The bow shock and magnetopause define the boundary regions of the planet’s magnetosphere, and thus they represent the initial interaction of the planetary field with the solar wind. I have characterized these boundaries using MESSENGER Magnetometer (MAG) observations and established their time-averaged shapes and locations. By investigating the influence of the solar wind and interplanetary magnetic field (IMF) on the boundaries, I found that they move as the solar wind ram pressure and the Alfvén Mach number vary, but their shapes remain unchanged.
The cusp region is where solar wind plasma can gain access to the planet’s magnetosphere, and in Mercury’s case, the surface. As such, this area is expected to experience higher than average space weathering and be a source for the exosphere. I have made the first systematic observations of Mercury’s northern cusp region using MESSENGER magnetic field data, and mapped out for the first time its latitudinal and longitudinal extent, average plasma pressure and observed its variation with the solar wind and IMF. Using our derived plasma pressure estimate from the magnetic field depressions, I calculated the flux of plasma to the surface.
Mercury’s internally generated dipole field, which is the dominant magnetic field component of the magnetosphere, is not centered on the planet’s geographic equator but has a significant northward offset.
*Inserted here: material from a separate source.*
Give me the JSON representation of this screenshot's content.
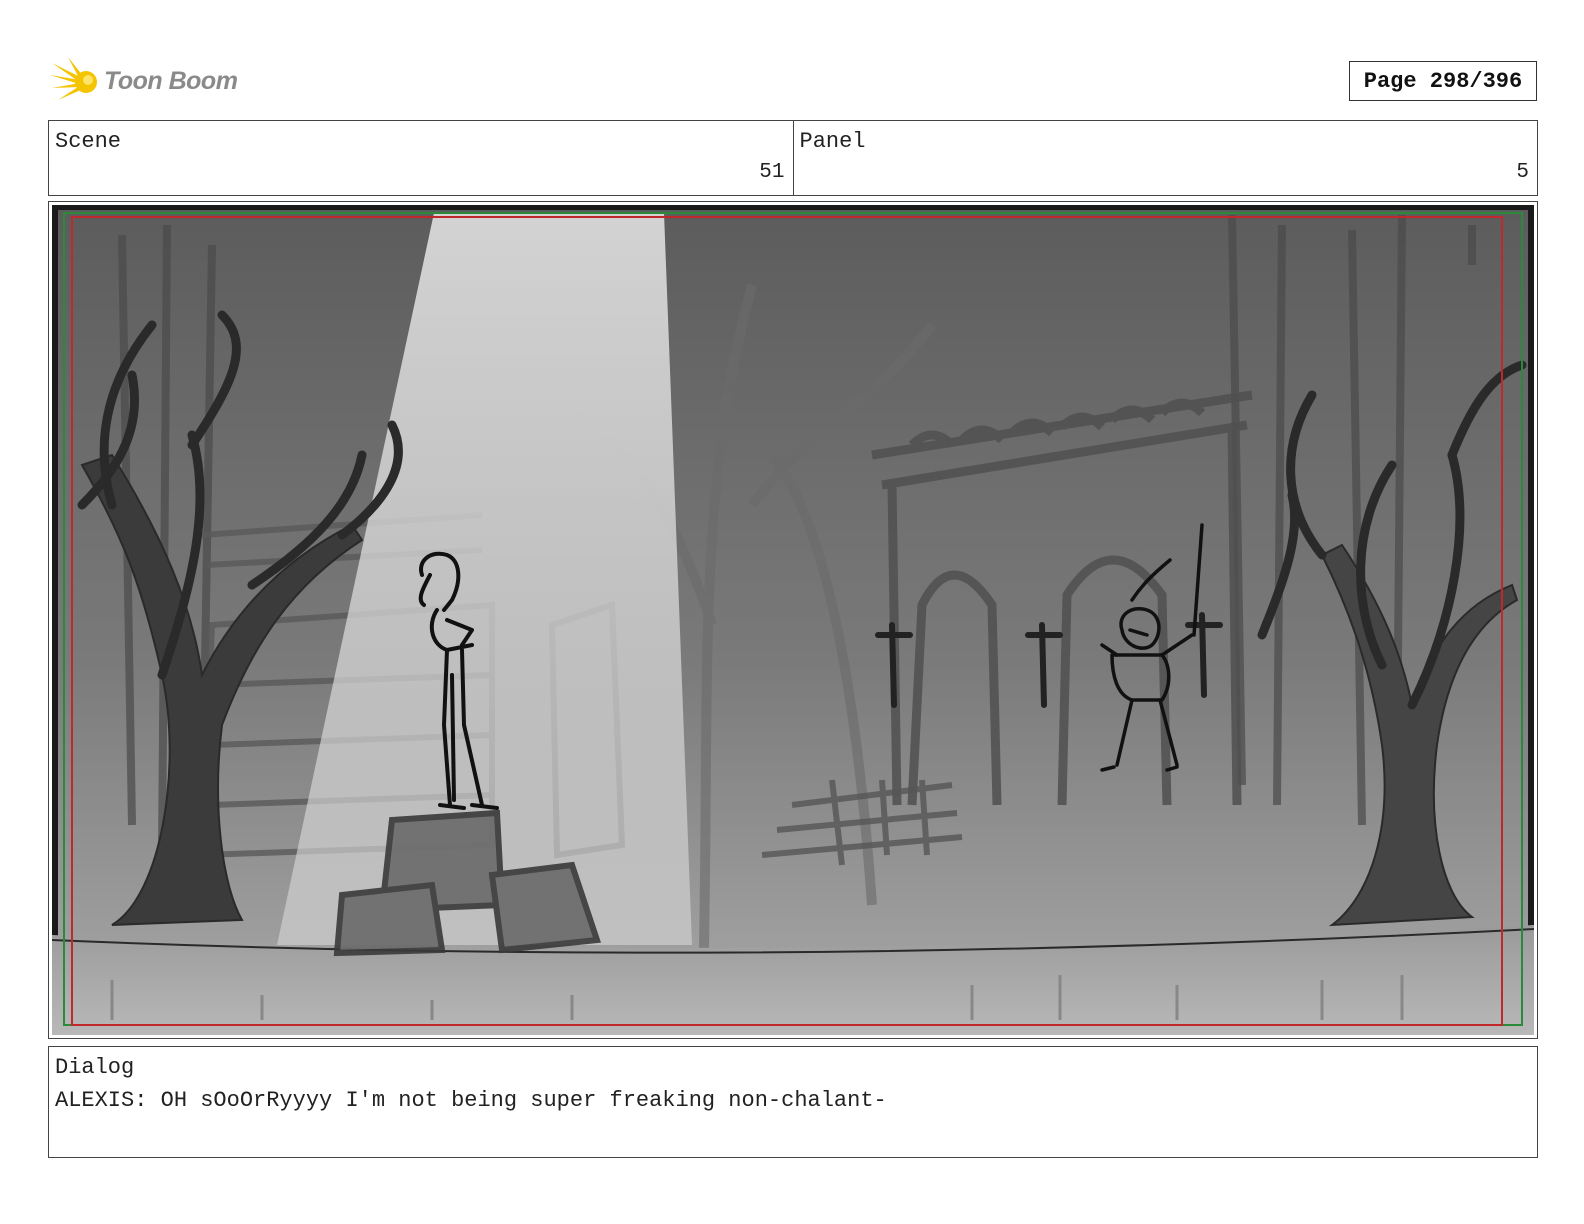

I have conducted the first-ever study using proton reflectometry, a novel adaptation of electron reflectometry, to acquire the first measurements of Mercury’s surface field strength, with the goal of providing independent verification of the long-wavelength planetary magnetic field structure. Our results confirm the offset dipole structure at the surface and demonstrate that proton reflectometry is a viable indirect method for surface magnetic field measurements at Mercury.
I am very interested in studying the response of planetary magnetospheres to extreme events, for example, when the planet is “hit” by coronal mass ejections (CMEs). CMEs are typically associated with low Alfvén Mach number conditions and high solar wind dynamic pressure, which are expected to have significant effects on the bow shock, magnetopause, and cusp regions. At Mercury, studying how the boundary regions of the magnetosphere react to these extreme events can reveal more information not just about the magnetosphere–solar wind interaction, but also about the planet’s internal field as well.
I am also very interested in the magnetic field environment of other planets. Due to its weak magnetic field, proximity to the Sun, and lack of atmosphere, Mercury and its highly dynamic magnetosphere are interesting end-member analogs for terrestrial planets / moons in general. Thus, the knowledge and expertise I gained from the MESSENGER mission are directly transferable to other planetary / space physics studies in the solar system as well as in exoplanetary systems.